◆ **Data about app and page elements**:
[Start of section]

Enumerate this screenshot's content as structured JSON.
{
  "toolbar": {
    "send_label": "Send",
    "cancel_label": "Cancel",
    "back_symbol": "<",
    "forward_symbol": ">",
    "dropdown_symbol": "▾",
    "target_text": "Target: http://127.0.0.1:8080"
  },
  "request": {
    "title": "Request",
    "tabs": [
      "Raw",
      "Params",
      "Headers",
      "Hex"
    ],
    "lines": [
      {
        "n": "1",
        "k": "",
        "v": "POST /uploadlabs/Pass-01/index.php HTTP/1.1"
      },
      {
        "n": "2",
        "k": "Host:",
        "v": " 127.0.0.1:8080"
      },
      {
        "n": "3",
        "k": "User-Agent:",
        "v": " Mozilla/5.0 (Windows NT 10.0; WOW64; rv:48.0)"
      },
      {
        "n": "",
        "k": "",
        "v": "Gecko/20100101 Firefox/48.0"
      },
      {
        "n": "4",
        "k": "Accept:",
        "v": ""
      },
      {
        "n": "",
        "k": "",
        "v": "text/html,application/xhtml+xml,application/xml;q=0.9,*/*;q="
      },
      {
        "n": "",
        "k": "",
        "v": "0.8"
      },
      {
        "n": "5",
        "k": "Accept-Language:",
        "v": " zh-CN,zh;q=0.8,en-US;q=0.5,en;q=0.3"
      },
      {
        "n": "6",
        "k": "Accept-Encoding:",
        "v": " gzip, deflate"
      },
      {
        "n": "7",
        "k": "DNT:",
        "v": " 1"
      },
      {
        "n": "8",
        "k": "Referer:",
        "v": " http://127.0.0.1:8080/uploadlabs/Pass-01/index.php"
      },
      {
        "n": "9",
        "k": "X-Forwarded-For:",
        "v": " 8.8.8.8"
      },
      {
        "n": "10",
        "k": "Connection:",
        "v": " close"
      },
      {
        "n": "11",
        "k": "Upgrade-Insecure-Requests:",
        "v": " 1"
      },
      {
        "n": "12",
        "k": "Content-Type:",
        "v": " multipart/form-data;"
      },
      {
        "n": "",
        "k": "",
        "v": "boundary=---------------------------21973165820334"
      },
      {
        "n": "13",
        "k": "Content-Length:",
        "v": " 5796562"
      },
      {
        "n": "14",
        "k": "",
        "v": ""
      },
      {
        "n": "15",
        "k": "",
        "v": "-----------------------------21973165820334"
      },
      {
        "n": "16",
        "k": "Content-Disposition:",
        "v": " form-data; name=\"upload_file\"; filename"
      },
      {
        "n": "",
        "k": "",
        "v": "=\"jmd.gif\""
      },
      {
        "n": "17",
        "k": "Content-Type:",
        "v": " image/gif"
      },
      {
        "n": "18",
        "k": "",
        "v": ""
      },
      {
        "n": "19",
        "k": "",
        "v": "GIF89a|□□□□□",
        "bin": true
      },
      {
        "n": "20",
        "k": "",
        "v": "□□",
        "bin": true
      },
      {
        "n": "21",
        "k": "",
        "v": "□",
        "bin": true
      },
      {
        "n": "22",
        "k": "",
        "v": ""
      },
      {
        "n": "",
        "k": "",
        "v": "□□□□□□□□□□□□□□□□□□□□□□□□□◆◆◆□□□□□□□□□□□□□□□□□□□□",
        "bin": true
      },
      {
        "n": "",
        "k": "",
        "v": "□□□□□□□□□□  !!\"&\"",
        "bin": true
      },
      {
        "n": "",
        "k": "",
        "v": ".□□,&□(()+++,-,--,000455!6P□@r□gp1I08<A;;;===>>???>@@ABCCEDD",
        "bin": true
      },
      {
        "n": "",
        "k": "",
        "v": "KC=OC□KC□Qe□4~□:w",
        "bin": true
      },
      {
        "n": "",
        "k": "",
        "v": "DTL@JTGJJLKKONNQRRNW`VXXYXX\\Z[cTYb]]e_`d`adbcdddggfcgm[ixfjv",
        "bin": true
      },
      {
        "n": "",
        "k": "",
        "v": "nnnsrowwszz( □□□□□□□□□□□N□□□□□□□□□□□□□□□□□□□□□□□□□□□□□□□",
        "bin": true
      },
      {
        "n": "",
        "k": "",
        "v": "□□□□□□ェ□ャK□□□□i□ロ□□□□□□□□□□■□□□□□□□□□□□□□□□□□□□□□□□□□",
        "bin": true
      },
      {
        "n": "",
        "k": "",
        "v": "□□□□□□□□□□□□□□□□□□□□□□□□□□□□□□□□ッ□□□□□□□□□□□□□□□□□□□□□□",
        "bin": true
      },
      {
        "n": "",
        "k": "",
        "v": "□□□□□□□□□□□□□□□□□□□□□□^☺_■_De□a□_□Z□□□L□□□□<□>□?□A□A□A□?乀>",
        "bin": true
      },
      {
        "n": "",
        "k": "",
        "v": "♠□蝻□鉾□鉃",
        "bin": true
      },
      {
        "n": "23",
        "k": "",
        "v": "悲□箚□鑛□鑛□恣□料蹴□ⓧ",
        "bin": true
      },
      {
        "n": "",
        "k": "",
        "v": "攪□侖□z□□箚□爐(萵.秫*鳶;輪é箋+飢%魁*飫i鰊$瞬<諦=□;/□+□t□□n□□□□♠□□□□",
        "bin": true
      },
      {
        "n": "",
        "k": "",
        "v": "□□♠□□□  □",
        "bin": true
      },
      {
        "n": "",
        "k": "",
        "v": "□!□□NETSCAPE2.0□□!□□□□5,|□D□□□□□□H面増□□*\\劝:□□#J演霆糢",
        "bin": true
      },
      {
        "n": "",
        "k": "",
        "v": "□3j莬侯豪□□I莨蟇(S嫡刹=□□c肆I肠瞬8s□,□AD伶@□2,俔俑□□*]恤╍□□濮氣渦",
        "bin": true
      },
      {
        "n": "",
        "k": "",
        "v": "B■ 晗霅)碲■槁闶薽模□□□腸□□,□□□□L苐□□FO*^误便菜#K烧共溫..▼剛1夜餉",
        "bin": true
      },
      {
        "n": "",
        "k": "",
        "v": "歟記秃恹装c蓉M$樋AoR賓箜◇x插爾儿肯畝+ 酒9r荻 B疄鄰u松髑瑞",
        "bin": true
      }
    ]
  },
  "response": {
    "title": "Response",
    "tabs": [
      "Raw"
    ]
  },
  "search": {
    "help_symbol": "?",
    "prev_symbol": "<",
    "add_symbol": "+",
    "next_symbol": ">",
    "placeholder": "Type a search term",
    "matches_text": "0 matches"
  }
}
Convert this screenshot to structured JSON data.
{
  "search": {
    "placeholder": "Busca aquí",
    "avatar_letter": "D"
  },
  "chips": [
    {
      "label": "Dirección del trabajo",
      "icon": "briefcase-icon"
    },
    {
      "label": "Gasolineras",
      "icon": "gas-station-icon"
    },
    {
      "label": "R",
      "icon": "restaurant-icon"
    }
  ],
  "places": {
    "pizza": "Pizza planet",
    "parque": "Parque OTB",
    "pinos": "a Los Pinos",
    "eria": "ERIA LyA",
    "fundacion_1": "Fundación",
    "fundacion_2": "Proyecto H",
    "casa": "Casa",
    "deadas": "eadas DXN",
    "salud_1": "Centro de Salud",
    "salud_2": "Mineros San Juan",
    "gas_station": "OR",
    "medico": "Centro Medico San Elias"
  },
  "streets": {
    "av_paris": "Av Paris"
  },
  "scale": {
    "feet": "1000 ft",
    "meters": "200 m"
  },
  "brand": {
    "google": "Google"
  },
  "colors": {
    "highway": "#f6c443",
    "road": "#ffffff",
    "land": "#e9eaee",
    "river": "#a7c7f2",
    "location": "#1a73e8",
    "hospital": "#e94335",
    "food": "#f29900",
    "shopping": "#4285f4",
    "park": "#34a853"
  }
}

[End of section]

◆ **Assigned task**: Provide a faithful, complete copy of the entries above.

◆ **Written answer**:
Enumerate this screenshot's content as structured JSON.
{
  "toolbar": {
    "send_label": "Send",
    "cancel_label": "Cancel",
    "back_symbol": "<",
    "forward_symbol": ">",
    "dropdown_symbol": "▾",
    "target_text": "Target: http://127.0.0.1:8080"
  },
  "request": {
    "title": "Request",
    "tabs": [
      "Raw",
      "Params",
      "Headers",
      "Hex"
    ],
    "lines": [
      {
        "n": "1",
        "k": "",
        "v": "POST /uploadlabs/Pass-01/index.php HTTP/1.1"
      },
      {
        "n": "2",
        "k": "Host:",
        "v": " 127.0.0.1:8080"
      },
      {
        "n": "3",
        "k": "User-Agent:",
        "v": " Mozilla/5.0 (Windows NT 10.0; WOW64; rv:48.0)"
      },
      {
        "n": "",
        "k": "",
        "v": "Gecko/20100101 Firefox/48.0"
      },
      {
        "n": "4",
        "k": "Accept:",
        "v": ""
      },
      {
        "n": "",
        "k": "",
        "v": "text/html,application/xhtml+xml,application/xml;q=0.9,*/*;q="
      },
      {
        "n": "",
        "k": "",
        "v": "0.8"
      },
      {
        "n": "5",
        "k": "Accept-Language:",
        "v": " zh-CN,zh;q=0.8,en-US;q=0.5,en;q=0.3"
      },
      {
        "n": "6",
        "k": "Accept-Encoding:",
        "v": " gzip, deflate"
      },
      {
        "n": "7",
        "k": "DNT:",
        "v": " 1"
      },
      {
        "n": "8",
        "k": "Referer:",
        "v": " http://127.0.0.1:8080/uploadlabs/Pass-01/index.php"
      },
      {
        "n": "9",
        "k": "X-Forwarded-For:",
        "v": " 8.8.8.8"
      },
      {
        "n": "10",
        "k": "Connection:",
        "v": " close"
      },
      {
        "n": "11",
        "k": "Upgrade-Insecure-Requests:",
        "v": " 1"
      },
      {
        "n": "12",
        "k": "Content-Type:",
        "v": " multipart/form-data;"
      },
      {
        "n": "",
        "k": "",
        "v": "boundary=---------------------------21973165820334"
      },
      {
        "n": "13",
        "k": "Content-Length:",
        "v": " 5796562"
      },
      {
        "n": "14",
        "k": "",
        "v": ""
      },
      {
        "n": "15",
        "k": "",
        "v": "-----------------------------21973165820334"
      },
      {
        "n": "16",
        "k": "Content-Disposition:",
        "v": " form-data; name=\"upload_file\"; filename"
      },
      {
        "n": "",
        "k": "",
        "v": "=\"jmd.gif\""
      },
      {
        "n": "17",
        "k": "Content-Type:",
        "v": " image/gif"
      },
      {
        "n": "18",
        "k": "",
        "v": ""
      },
      {
        "n": "19",
        "k": "",
        "v": "GIF89a|□□□□□",
        "bin": true
      },
      {
        "n": "20",
        "k": "",
        "v": "□□",
        "bin": true
      },
      {
        "n": "21",
        "k": "",
        "v": "□",
        "bin": true
      },
      {
        "n": "22",
        "k": "",
        "v": ""
      },
      {
        "n": "",
        "k": "",
        "v": "□□□□□□□□□□□□□□□□□□□□□□□□□◆◆◆□□□□□□□□□□□□□□□□□□□□",
        "bin": true
      },
      {
        "n": "",
        "k": "",
        "v": "□□□□□□□□□□  !!\"&\"",
        "bin": true
      },
      {
        "n": "",
        "k": "",
        "v": ".□□,&□(()+++,-,--,000455!6P□@r□gp1I08<A;;;===>>???>@@ABCCEDD",
        "bin": true
      },
      {
        "n": "",
        "k": "",
        "v": "KC=OC□KC□Qe□4~□:w",
        "bin": true
      },
      {
        "n": "",
        "k": "",
        "v": "DTL@JTGJJLKKONNQRRNW`VXXYXX\\Z[cTYb]]e_`d`adbcdddggfcgm[ixfjv",
        "bin": true
      },
      {
        "n": "",
        "k": "",
        "v": "nnnsrowwszz( □□□□□□□□□□□N□□□□□□□□□□□□□□□□□□□□□□□□□□□□□□□",
        "bin": true
      },
      {
        "n": "",
        "k": "",
        "v": "□□□□□□ェ□ャK□□□□i□ロ□□□□□□□□□□■□□□□□□□□□□□□□□□□□□□□□□□□□",
        "bin": true
      },
      {
        "n": "",
        "k": "",
        "v": "□□□□□□□□□□□□□□□□□□□□□□□□□□□□□□□□ッ□□□□□□□□□□□□□□□□□□□□□□",
        "bin": true
      },
      {
        "n": "",
        "k": "",
        "v": "□□□□□□□□□□□□□□□□□□□□□□^☺_■_De□a□_□Z□□□L□□□□<□>□?□A□A□A□?乀>",
        "bin": true
      },
      {
        "n": "",
        "k": "",
        "v": "♠□蝻□鉾□鉃",
        "bin": true
      },
      {
        "n": "23",
        "k": "",
        "v": "悲□箚□鑛□鑛□恣□料蹴□ⓧ",
        "bin": true
      },
      {
        "n": "",
        "k": "",
        "v": "攪□侖□z□□箚□爐(萵.秫*鳶;輪é箋+飢%魁*飫i鰊$瞬<諦=□;/□+□t□□n□□□□♠□□□□",
        "bin": true
      },
      {
        "n": "",
        "k": "",
        "v": "□□♠□□□  □",
        "bin": true
      },
      {
        "n": "",
        "k": "",
        "v": "□!□□NETSCAPE2.0□□!□□□□5,|□D□□□□□□H面増□□*\\劝:□□#J演霆糢",
        "bin": true
      },
      {
        "n": "",
        "k": "",
        "v": "□3j莬侯豪□□I莨蟇(S嫡刹=□□c肆I肠瞬8s□,□AD伶@□2,俔俑□□*]恤╍□□濮氣渦",
        "bin": true
      },
      {
        "n": "",
        "k": "",
        "v": "B■ 晗霅)碲■槁闶薽模□□□腸□□,□□□□L苐□□FO*^误便菜#K烧共溫..▼剛1夜餉",
        "bin": true
      },
      {
        "n": "",
        "k": "",
        "v": "歟記秃恹装c蓉M$樋AoR賓箜◇x插爾儿肯畝+ 酒9r荻 B疄鄰u松髑瑞",
        "bin": true
      }
    ]
  },
  "response": {
    "title": "Response",
    "tabs": [
      "Raw"
    ]
  },
  "search": {
    "help_symbol": "?",
    "prev_symbol": "<",
    "add_symbol": "+",
    "next_symbol": ">",
    "placeholder": "Type a search term",
    "matches_text": "0 matches"
  }
}
Convert this screenshot to structured JSON data.
{
  "search": {
    "placeholder": "Busca aquí",
    "avatar_letter": "D"
  },
  "chips": [
    {
      "label": "Dirección del trabajo",
      "icon": "briefcase-icon"
    },
    {
      "label": "Gasolineras",
      "icon": "gas-station-icon"
    },
    {
      "label": "R",
      "icon": "restaurant-icon"
    }
  ],
  "places": {
    "pizza": "Pizza planet",
    "parque": "Parque OTB",
    "pinos": "a Los Pinos",
    "eria": "ERIA LyA",
    "fundacion_1": "Fundación",
    "fundacion_2": "Proyecto H",
    "casa": "Casa",
    "deadas": "eadas DXN",
    "salud_1": "Centro de Salud",
    "salud_2": "Mineros San Juan",
    "gas_station": "OR",
    "medico": "Centro Medico San Elias"
  },
  "streets": {
    "av_paris": "Av Paris"
  },
  "scale": {
    "feet": "1000 ft",
    "meters": "200 m"
  },
  "brand": {
    "google": "Google"
  },
  "colors": {
    "highway": "#f6c443",
    "road": "#ffffff",
    "land": "#e9eaee",
    "river": "#a7c7f2",
    "location": "#1a73e8",
    "hospital": "#e94335",
    "food": "#f29900",
    "shopping": "#4285f4",
    "park": "#34a853"
  }
}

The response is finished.